The incentive items will be health-related and will help keep track of your steps or promote ways to plan out meals.

“The goal of the program is to provide individuals with the knowledge and skills to create a physical activity and stick with it,” Byers said. “The goal can be small, or as big as you want it. Throughout the eight weeks, those attending will learn how small goals can lead to big goals.”

The challenge focuses on basic health, nutrition and creating permanent healthy habits.

“This will provide participants with the skills to stay independent as they get into their golden years,” Byers said. “The Better Goal of the Better Living for Texans program is to improve the health of Texas, one Texan at a time. These programs are important to me, because it allows me the opportunity to make connections within my community.

“I have lived in Orange County my whole life and through these programs I am able to see the needs within Orange County. I can relate to my audience, because in Orange County, you are family. Learning about food is important because it provides us with energy. If we are constantly eating empty calories, then our body is going to continue running on autopilot. By providing our bodies with nutritional value, then our body will have more energy.”

Byers said his kindergarten teacher, “Mrs. Murphy,” was a major influence on him.

She provided him with the skills to be helpful in the.

“When I was a student in her class, I would participate in the Relay for Life,” he said. “After walking the survivors lap, Mrs. Murphy would be in the audience cheering me on. She was much more than just a teacher; she was a role model and showed me the importance of being a positive influence on others.”

Byers said working in groups keeps you motivated and allows you to create friendly competition to keep each other on track.

“It has been proven if you work out in a group you are more likely to continue,” he said. “You can show up without registering, but I encourage you to register ahead of time. This way I will have a better understanding of how much materials I will need to bring.”
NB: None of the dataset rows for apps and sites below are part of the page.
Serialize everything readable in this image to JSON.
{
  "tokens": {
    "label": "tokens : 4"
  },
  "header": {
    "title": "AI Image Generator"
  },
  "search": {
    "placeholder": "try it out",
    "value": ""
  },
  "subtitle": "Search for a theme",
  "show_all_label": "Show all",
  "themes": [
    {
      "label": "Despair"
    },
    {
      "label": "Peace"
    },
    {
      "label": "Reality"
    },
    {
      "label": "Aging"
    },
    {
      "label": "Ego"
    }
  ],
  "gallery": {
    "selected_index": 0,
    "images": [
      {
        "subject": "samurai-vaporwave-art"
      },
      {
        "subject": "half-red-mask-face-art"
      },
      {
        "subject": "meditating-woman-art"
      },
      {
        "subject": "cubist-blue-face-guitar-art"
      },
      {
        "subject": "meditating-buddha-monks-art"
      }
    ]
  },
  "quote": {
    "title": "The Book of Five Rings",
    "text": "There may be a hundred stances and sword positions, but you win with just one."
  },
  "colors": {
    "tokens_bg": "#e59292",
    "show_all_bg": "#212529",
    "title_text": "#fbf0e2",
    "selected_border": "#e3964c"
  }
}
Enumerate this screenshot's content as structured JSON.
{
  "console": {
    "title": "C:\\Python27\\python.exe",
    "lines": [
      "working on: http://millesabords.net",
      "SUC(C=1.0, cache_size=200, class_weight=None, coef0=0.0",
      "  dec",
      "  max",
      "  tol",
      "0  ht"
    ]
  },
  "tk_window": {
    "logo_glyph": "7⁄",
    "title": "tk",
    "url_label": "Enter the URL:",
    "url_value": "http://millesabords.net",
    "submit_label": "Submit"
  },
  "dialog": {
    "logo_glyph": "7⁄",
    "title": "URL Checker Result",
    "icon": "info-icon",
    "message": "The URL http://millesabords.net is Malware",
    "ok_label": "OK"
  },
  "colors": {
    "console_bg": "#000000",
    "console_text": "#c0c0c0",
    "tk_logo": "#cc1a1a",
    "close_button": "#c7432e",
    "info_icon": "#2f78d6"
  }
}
For more information, call Texas A&M Agrilife Extension at 409-882-7010.

— Written by Sierra Kondos